But now? Not only can I bag if i want to, but I’m starting to feel pressure to do so. Don’t just stand there while the cashier scans your milk and weighs your apples — start bagging!
The supermarket cashier no longer grabs a bag as soon as she’s checked out enough items to fill one up. Instead, she holds back, waiting to see what I’ll do. Only if my hands remain at my sides will she do it herself. I’ve begun to avoid one particular cashier at the Acme, even when her line is short, because if I don’t start bagging, she gives me the stink eye.
Doesn't she realize that once the supermarket has gone totally self-check-out and trained us all to bag our our stuff, she's going to be out of a job?
I don’t see why a job that the supermarket handled for decades should be transferred to me.
And yet? When a cashier guilt-trips me with a glare, it works. Not enough to actually make me pick up a bag and start tossing in groceries.

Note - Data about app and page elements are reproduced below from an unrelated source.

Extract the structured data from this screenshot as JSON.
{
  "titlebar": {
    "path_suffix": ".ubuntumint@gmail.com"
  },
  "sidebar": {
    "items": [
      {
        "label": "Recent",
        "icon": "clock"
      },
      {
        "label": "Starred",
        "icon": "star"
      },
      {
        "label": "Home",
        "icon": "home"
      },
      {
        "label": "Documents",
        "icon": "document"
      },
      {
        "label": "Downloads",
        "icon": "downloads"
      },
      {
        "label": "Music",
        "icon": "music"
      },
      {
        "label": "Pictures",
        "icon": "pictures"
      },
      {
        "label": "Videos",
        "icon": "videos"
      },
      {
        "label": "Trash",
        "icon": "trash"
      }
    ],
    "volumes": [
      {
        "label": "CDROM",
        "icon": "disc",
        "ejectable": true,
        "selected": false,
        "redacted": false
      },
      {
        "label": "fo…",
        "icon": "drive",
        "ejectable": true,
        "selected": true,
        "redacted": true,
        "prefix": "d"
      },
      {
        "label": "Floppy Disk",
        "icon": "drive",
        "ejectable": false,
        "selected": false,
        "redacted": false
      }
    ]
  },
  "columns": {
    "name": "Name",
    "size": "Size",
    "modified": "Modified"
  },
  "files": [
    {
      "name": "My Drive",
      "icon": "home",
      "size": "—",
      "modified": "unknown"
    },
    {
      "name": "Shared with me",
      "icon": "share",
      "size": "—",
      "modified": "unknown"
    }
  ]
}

But enough to ruin the pleasure I would otherwise get from taking a small break from the cares of the day to chat with the next shopper in line, which I'd much rather do than fitting the bananas in between the Oreos and the Cheerios.
Should I feel bad about failing to bag?
I don’t and here's why. “Bag your own groceries” as just one part of a really bad trend toward “Customer Disservice.” Like having to pump your own gas. Or getting a phone tree instead of a person when you make a business call.
“How can I help you?” is rapidly being replaced with “How can I save a buck by not helping you?” The business world is defining good service down.
The more we give into this, the worse it’s going to get. How long before, if you’re rushed to the hospital, instead of getting to see a doctor, you’ll be handed a pair of latex gloves and an instructional DVD on “How To Perform Your Own Emergency Appendectomy”?
Once, just to see what it felt like, I bagged my own groceries. As the cashier scanned my purchases, I unfolded a paper bag and started filling it. I wasn’t good at it. I ended up using about a zillion bags,and I took far longer than a real bagger would have. But the cashier did smile and thank me. That felt good.
But she won't feel so good when all this self bagging and self check out puts her out of a job.
I know that if I continue to bag, I’ll get better at it. But I’m not going to continue. We’re clearly on our way to a world where “How can I help you?” is replaced with “Sorry, pal, you’re on your own!” I’m in no particular hurry to get there.
Do you bag? Or are you like me? Is it a matter of principle? Or laziness? Or perhaps, a little of both?